|US7732551||May 27, 2004||Jun 8, 2010||Basell Poliolefine Italia S.R.L.||Post-treatment for polymer pellets|
|US8940206||May 6, 2010||Jan 27, 2015||Basell Poliolefine Italia S.R.L.||Process for the anti-sticking treatment of polymer pellets|
|US20060279019 *||May 27, 2004||Dec 14, 2006||Basell Poliolefine Italia S.R.L.||Post-treatment for polymer pellets|
|U.S. Classification||525/240, 528/499, 524/528, 525/193|
|International Classification||C08L23/12, C08L23/20, C08L23/08, C08L23/06, C08L23/10, C08L23/30|
|Cooperative Classification||C08L23/0869, C08L23/06, C08L23/30, C08L23/20, C08L23/10|
|European Classification||C08L23/20, C08L23/10|
|Jan 14, 1993||AS||Assignment|
Owner name: SHELL OIL COMPANY, TEXAS
Free format text: ASSIGNMENT OF ASSIGNORS INTEREST.;ASSIGNORS:HWO, CHARLES C.;GRAFF, WILLIAM J.;REEL/FRAME:006384/0832
Effective date: 19920526
|Dec 3, 1996||REMI||Maintenance fee reminder mailed|
|Apr 27, 1997||LAPS||Lapse for failure to pay maintenance fees|

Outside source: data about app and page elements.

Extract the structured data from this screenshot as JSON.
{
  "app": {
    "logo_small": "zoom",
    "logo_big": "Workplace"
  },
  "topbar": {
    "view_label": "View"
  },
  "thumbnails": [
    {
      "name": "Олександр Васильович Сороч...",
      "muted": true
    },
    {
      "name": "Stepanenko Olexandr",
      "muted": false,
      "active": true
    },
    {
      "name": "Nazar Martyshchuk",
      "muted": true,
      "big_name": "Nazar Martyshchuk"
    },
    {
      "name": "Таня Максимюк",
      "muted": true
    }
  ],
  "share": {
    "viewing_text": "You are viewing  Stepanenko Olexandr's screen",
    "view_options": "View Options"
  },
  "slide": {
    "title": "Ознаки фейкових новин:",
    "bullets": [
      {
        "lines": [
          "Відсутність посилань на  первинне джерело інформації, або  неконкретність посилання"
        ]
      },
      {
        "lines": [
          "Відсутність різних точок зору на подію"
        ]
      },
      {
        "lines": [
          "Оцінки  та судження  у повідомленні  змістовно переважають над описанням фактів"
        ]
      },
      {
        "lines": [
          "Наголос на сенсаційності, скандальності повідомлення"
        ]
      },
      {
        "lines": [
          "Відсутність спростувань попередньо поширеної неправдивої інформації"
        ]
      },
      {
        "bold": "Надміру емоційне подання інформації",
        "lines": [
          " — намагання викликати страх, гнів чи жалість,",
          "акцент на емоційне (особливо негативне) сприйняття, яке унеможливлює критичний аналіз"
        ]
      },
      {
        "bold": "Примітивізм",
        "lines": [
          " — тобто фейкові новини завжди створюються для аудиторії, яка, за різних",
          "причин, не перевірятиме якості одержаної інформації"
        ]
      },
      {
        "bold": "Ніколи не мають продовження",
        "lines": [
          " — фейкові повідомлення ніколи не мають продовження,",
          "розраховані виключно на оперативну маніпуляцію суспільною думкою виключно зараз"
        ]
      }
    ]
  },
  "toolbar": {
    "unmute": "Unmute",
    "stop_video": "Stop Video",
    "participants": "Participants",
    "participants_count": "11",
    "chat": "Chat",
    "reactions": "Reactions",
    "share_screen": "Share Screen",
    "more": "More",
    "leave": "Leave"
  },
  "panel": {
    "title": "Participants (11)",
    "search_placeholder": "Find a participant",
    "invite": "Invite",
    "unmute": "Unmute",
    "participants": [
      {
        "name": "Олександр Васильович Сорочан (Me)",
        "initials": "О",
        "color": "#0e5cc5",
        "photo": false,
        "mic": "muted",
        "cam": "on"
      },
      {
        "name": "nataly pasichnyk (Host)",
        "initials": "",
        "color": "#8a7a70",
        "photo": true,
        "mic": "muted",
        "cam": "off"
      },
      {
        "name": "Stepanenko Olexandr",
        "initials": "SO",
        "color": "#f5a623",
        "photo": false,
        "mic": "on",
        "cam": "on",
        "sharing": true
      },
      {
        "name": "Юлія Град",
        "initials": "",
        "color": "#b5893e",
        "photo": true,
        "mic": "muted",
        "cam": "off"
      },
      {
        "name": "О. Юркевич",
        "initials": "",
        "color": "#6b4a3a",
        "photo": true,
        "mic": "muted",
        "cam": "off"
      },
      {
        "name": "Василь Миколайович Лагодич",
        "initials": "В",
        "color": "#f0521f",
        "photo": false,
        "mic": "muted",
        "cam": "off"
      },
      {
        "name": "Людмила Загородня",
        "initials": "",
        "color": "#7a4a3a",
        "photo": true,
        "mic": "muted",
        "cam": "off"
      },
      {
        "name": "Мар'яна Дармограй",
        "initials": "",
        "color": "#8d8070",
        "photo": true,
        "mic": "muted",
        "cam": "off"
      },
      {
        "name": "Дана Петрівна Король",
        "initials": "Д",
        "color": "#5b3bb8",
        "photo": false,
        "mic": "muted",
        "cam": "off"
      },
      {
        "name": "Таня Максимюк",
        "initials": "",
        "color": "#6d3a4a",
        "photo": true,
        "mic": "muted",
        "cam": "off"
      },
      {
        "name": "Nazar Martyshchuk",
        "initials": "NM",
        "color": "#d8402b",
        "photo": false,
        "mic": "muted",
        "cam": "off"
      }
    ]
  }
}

|Jul 8, 1997||FP||Expired due to failure to pay maintenance fee|
Effective date: 19970430